#### Task inputs
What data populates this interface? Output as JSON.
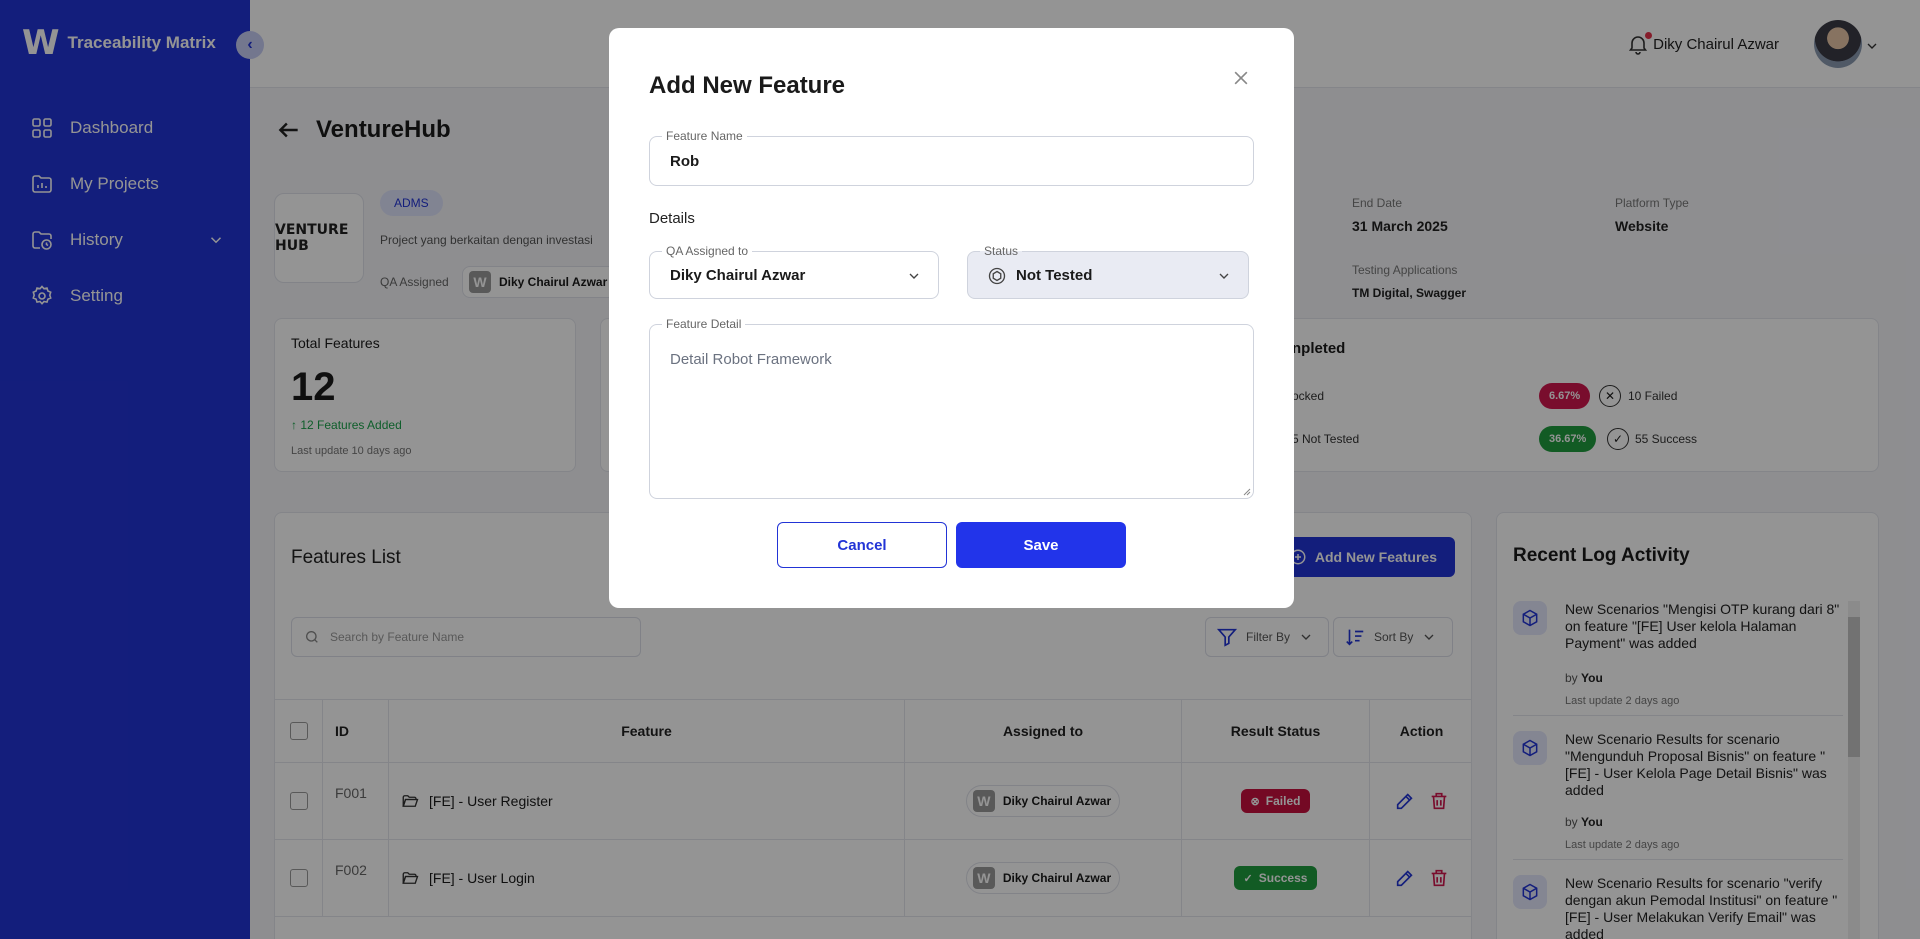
{
  "app": {
    "title": "Traceability Matrix",
    "logo_letter": "W"
  },
  "sidebar": {
    "items": [
      {
        "label": "Dashboard",
        "icon": "grid-icon"
      },
      {
        "label": "My Projects",
        "icon": "folder-chart-icon"
      },
      {
        "label": "History",
        "icon": "history-icon"
      },
      {
        "label": "Setting",
        "icon": "gear-icon"
      }
    ]
  },
  "topbar": {
    "user_name": "Diky Chairul Azwar"
  },
  "project": {
    "name": "VentureHub",
    "logo_text": "VENTURE HUB",
    "badge": "ADMS",
    "description": "Project yang berkaitan dengan investasi",
    "qa_label": "QA Assigned",
    "qa_name": "Diky Chairul Azwar",
    "end_date_label": "End Date",
    "end_date": "31 March 2025",
    "platform_label": "Platform Type",
    "platform": "Website",
    "testing_apps_label": "Testing Applications",
    "testing_apps": "TM Digital, Swagger"
  },
  "stats": {
    "total_label": "Total Features",
    "total_value": "12",
    "added": "12 Features Added",
    "last_update": "Last update 10 days ago",
    "completed_title": "npleted",
    "blocked_partial": "ocked",
    "not_tested_partial": "5 Not Tested",
    "failed_pct": "6.67%",
    "failed_text": "10 Failed",
    "success_pct": "36.67%",
    "success_text": "55 Success",
    "colors": {
      "failed": "#d1174f",
      "success": "#1f9d3f"
    }
  },
  "features_list": {
    "title": "Features List",
    "add_button": "Add New Features",
    "search_placeholder": "Search by Feature Name",
    "filter_label": "Filter By",
    "sort_label": "Sort By",
    "columns": [
      "ID",
      "Feature",
      "Assigned to",
      "Result Status",
      "Action"
    ],
    "rows": [
      {
        "id": "F001",
        "feature": "[FE] - User Register",
        "assigned": "Diky Chairul Azwar",
        "status": "Failed"
      },
      {
        "id": "F002",
        "feature": "[FE] - User Login",
        "assigned": "Diky Chairul Azwar",
        "status": "Success"
      }
    ]
  },
  "log": {
    "title": "Recent Log Activity",
    "items": [
      {
        "text": "New Scenarios \"Mengisi OTP kurang dari 8\" on feature \"[FE] User kelola Halaman Payment\" was added",
        "by_label": "by",
        "by": "You",
        "time": "Last update 2 days ago"
      },
      {
        "text": "New Scenario Results for scenario \"Mengunduh Proposal Bisnis\" on feature \"[FE] - User Kelola Page Detail Bisnis\" was added",
        "by_label": "by",
        "by": "You",
        "time": "Last update 2 days ago"
      },
      {
        "text": "New Scenario Results for scenario \"verify dengan akun Pemodal Institusi\" on feature \"[FE] - User Melakukan Verify Email\" was added",
        "by_label": "",
        "by": "",
        "time": ""
      }
    ]
  },
  "modal": {
    "title": "Add New Feature",
    "feature_name_label": "Feature Name",
    "feature_name_value": "Rob",
    "details_label": "Details",
    "qa_label": "QA Assigned to",
    "qa_value": "Diky Chairul Azwar",
    "status_label": "Status",
    "status_value": "Not Tested",
    "detail_label": "Feature Detail",
    "detail_placeholder": "Detail Robot Framework",
    "cancel": "Cancel",
    "save": "Save"
  }
}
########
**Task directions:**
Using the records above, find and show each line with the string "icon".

**Reply:**
        "icon": "grid-icon"
        "icon": "folder-chart-icon"
        "icon": "history-icon"
        "icon": "gear-icon"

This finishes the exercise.